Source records
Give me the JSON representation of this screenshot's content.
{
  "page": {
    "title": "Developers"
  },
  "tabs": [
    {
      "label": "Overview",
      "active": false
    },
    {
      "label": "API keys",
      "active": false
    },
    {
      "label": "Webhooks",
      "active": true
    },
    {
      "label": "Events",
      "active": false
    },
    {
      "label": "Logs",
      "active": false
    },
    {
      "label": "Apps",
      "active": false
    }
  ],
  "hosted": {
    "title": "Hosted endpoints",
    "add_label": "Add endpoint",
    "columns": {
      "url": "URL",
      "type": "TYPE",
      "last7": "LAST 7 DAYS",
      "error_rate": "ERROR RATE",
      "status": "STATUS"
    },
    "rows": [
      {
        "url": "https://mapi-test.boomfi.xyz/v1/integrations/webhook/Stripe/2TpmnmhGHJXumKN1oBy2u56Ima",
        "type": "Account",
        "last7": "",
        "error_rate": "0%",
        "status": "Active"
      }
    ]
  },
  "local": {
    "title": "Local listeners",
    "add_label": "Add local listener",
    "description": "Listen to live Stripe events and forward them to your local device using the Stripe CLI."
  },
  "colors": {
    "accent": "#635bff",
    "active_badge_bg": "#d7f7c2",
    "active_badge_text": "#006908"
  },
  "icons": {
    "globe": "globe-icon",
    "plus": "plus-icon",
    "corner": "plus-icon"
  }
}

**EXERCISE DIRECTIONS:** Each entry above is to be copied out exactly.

**TASK SOLUTION:**
Give me the JSON representation of this screenshot's content.
{
  "page": {
    "title": "Developers"
  },
  "tabs": [
    {
      "label": "Overview",
      "active": false
    },
    {
      "label": "API keys",
      "active": false
    },
    {
      "label": "Webhooks",
      "active": true
    },
    {
      "label": "Events",
      "active": false
    },
    {
      "label": "Logs",
      "active": false
    },
    {
      "label": "Apps",
      "active": false
    }
  ],
  "hosted": {
    "title": "Hosted endpoints",
    "add_label": "Add endpoint",
    "columns": {
      "url": "URL",
      "type": "TYPE",
      "last7": "LAST 7 DAYS",
      "error_rate": "ERROR RATE",
      "status": "STATUS"
    },
    "rows": [
      {
        "url": "https://mapi-test.boomfi.xyz/v1/integrations/webhook/Stripe/2TpmnmhGHJXumKN1oBy2u56Ima",
        "type": "Account",
        "last7": "",
        "error_rate": "0%",
        "status": "Active"
      }
    ]
  },
  "local": {
    "title": "Local listeners",
    "add_label": "Add local listener",
    "description": "Listen to live Stripe events and forward them to your local device using the Stripe CLI."
  },
  "colors": {
    "accent": "#635bff",
    "active_badge_bg": "#d7f7c2",
    "active_badge_text": "#006908"
  },
  "icons": {
    "globe": "globe-icon",
    "plus": "plus-icon",
    "corner": "plus-icon"
  }
}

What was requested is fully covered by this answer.